Reproduction without pictures: print every entry precisely as written.
*** PROVIDED DATA ***
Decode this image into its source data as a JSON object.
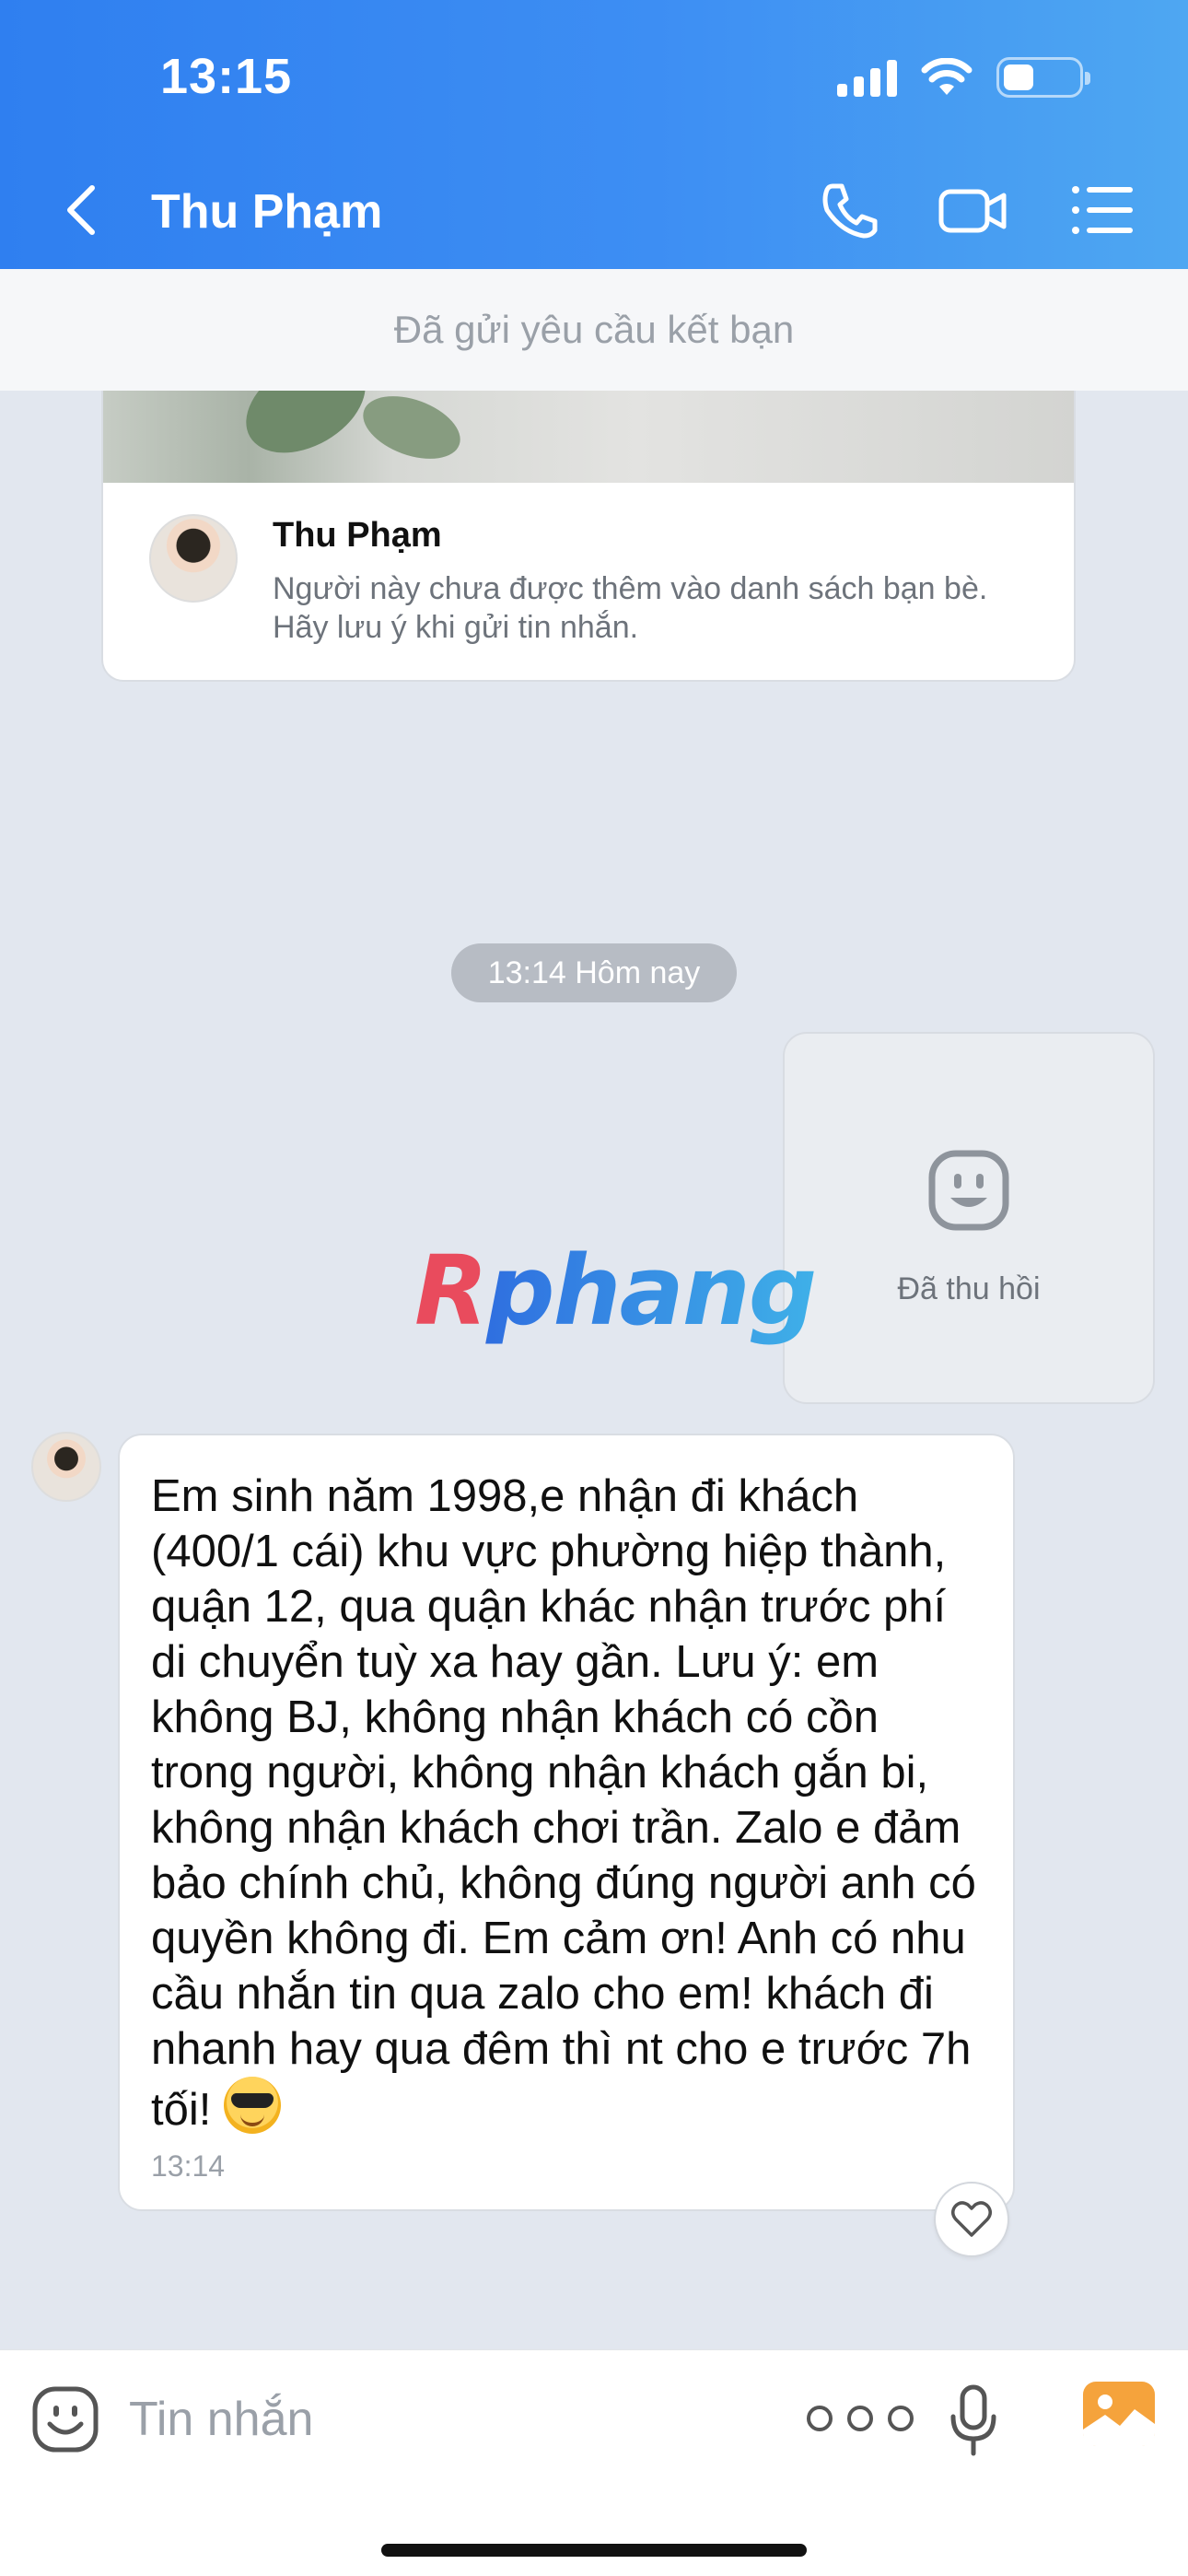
{
  "status_bar": {
    "time": "13:15"
  },
  "header": {
    "contact_name": "Thu Phạm"
  },
  "friend_request_bar": {
    "text": "Đã gửi yêu cầu kết bạn"
  },
  "profile_card": {
    "name": "Thu Phạm",
    "note": "Người này chưa được thêm vào danh sách bạn bè. Hãy lưu ý khi gửi tin nhắn."
  },
  "timestamp_pill": "13:14 Hôm nay",
  "recalled_message": {
    "text": "Đã thu hồi"
  },
  "watermark": "Rphang",
  "message": {
    "text": "Em sinh năm 1998,e nhận đi khách (400/1 cái) khu vực phường hiệp thành, quận 12, qua quận khác nhận trước phí di chuyển tuỳ xa hay gần. Lưu ý: em không BJ, không nhận khách có cồn trong người, không nhận khách gắn bi, không nhận khách chơi trần. Zalo e đảm bảo chính chủ, không đúng người anh có quyền không đi. Em cảm ơn! Anh có nhu cầu nhắn tin qua zalo cho em! khách đi nhanh hay qua đêm thì nt cho e trước 7h tối!",
    "emoji": "sunglasses-emoji",
    "time": "13:14"
  },
  "input_bar": {
    "placeholder": "Tin nhắn"
  },
  "colors": {
    "header_start": "#2f7ff0",
    "header_end": "#4ea7f2",
    "chat_bg": "#e2e7ef",
    "image_button": "#f5a33c"
  }
}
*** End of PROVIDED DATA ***
TASK ANSWER
Decode this image into its source data as a JSON object.
{
  "status_bar": {
    "time": "13:15"
  },
  "header": {
    "contact_name": "Thu Phạm"
  },
  "friend_request_bar": {
    "text": "Đã gửi yêu cầu kết bạn"
  },
  "profile_card": {
    "name": "Thu Phạm",
    "note": "Người này chưa được thêm vào danh sách bạn bè. Hãy lưu ý khi gửi tin nhắn."
  },
  "timestamp_pill": "13:14 Hôm nay",
  "recalled_message": {
    "text": "Đã thu hồi"
  },
  "watermark": "Rphang",
  "message": {
    "text": "Em sinh năm 1998,e nhận đi khách (400/1 cái) khu vực phường hiệp thành, quận 12, qua quận khác nhận trước phí di chuyển tuỳ xa hay gần. Lưu ý: em không BJ, không nhận khách có cồn trong người, không nhận khách gắn bi, không nhận khách chơi trần. Zalo e đảm bảo chính chủ, không đúng người anh có quyền không đi. Em cảm ơn! Anh có nhu cầu nhắn tin qua zalo cho em! khách đi nhanh hay qua đêm thì nt cho e trước 7h tối!",
    "emoji": "sunglasses-emoji",
    "time": "13:14"
  },
  "input_bar": {
    "placeholder": "Tin nhắn"
  },
  "colors": {
    "header_start": "#2f7ff0",
    "header_end": "#4ea7f2",
    "chat_bg": "#e2e7ef",
    "image_button": "#f5a33c"
  }
}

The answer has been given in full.